After working hard to optimize your website, you can easily lose a customer by not including key information such as how much your class cost or when classes are offered.
The age of customers picking up the phone to get this information is over. In a Sep 2018 Google article on best practices, Google shared the following findings:
“More than half of smartphone users purchased from a company other than the one they’d originally intended to use because the information provided by another brand was more useful”
If you’re concerned about stating the price of the course because the “guy down the road” offers it cheaper, educate customers why your course is worth the extra cost. Maybe you have smaller classes sizes, include rental gear, have a on-site pool, etc. Also consider whether the bottom-dollar customer is one you want in the first place.
Use Images of Smiling Divers
In addition to showing underwater images of your local environment, help customers visualize the fun they’re going to have and the underwater life they’ll see. Use some of your most liked images from social media, or visit the Toolbox section of the PADI Pros site to download images and videos. Quality images of divers having fun help new customers understand one of the main reasons people fall in love with diving: the people!
Create an About Us Page That Turns Visitors into Friends
The About Us page is the second most-visited page by new customers and it should leave no doubt in the customer’s mind that you are THE dive shop they should work with.
- Include links to reviews on Facebook, TripAdvisor, and/or Yelp
- Showcase smiling photos of your staff, list their certifications and experience
- Talk about why you LOVE running a dive shop
- Share a few details about your hobbies, alma mater, pets, anything to help a website visitor relate to you as a person.

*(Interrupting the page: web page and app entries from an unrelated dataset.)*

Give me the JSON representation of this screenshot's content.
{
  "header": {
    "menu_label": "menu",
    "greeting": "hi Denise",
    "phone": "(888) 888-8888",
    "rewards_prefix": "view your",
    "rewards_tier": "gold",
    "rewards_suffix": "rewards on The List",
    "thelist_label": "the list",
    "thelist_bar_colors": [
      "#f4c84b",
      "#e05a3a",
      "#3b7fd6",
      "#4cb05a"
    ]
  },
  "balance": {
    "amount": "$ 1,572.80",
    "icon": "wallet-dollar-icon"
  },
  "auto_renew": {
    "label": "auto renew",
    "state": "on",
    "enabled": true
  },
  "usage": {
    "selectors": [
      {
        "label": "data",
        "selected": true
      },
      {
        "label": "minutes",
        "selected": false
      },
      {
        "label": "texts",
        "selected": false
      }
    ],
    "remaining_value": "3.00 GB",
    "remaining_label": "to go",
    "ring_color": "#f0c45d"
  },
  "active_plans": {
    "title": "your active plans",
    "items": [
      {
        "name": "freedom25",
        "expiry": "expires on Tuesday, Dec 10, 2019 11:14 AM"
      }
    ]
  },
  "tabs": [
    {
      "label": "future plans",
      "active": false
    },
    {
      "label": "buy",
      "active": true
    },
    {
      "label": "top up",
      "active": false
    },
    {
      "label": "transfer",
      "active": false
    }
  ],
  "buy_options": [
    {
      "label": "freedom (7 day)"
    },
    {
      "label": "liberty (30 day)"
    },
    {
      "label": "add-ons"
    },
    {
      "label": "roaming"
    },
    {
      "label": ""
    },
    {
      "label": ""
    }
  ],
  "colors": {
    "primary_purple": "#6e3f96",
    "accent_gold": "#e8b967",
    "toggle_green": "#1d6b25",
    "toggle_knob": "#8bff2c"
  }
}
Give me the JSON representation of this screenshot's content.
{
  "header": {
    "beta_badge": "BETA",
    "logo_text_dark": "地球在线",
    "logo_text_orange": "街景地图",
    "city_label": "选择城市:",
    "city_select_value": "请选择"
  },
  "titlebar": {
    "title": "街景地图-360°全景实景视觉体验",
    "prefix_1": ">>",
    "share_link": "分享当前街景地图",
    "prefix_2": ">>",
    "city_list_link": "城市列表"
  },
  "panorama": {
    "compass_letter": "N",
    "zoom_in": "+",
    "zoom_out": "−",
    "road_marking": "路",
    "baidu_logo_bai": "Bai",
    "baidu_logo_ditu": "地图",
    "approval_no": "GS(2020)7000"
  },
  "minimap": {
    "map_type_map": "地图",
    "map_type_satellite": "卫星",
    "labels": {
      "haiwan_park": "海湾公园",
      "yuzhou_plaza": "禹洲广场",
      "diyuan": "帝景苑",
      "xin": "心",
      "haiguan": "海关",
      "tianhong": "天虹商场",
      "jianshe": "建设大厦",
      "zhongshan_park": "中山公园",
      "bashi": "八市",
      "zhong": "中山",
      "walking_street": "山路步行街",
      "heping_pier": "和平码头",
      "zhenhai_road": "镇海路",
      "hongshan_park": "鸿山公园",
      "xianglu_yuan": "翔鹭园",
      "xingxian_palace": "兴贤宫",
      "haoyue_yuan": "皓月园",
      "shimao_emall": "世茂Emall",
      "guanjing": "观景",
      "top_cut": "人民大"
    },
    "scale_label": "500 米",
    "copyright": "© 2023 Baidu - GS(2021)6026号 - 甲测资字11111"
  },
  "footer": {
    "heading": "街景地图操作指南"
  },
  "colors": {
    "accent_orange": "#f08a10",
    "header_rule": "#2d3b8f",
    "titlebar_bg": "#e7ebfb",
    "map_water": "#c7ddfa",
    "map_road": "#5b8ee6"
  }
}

- Reassure nervous new divers that their scuba class will be safe and fun.
- Include testimonials if you don’t have them elsewhere.
Find the Right Web Designer
Identify some websites you like and scroll to the bottom of the page. You may find a link to the person or company who built the site.
As part of the vetting process, ensure you’ll have access to update the site whenever you want. Also find out about after-hours support and what happens if the person who built the site gets hit by a bus.
Lastly, ask if they can set up your Google Analytics/Tags and install a Facebook Pixel. These essential tools require installing small snippets of code.
Test Drive Your New Site
Because your website is likely the consumer’s first encounter with your business, make sure it makes a good first impression. Invite friends, customer spouses, grandparents, etc. to evaluate your new site, in person if possible.
Ask them to first look at your site for no more than 15 seconds. What is their first impression of your business? Next, ask them to accomplish an important task like finding out how to get certified, or reserving space on your boat. Watch their mouse movements, and most importantly keep an open mind when they give you feedback.
The ideas below will help your new website rise above the competition:
A Dedicated eLearning page
Explain how eLearning saves time and also what the additional costs are. An eLearning page is also a good place to link to the medical form and eLearning student login.
A blog can help your business establish authority in a variety of areas and crush the competition in online search. It’s important that your blog be included under your domain (ex. yourdiveshop.com/blog or blog.yourdivehop.com).
Testimonials establish trust and breakdown skepticism for website visitors who are unsure about taking the next step. They’re also a way to put some of your best customers in the spotlight. Be sure you get permission and include a photo.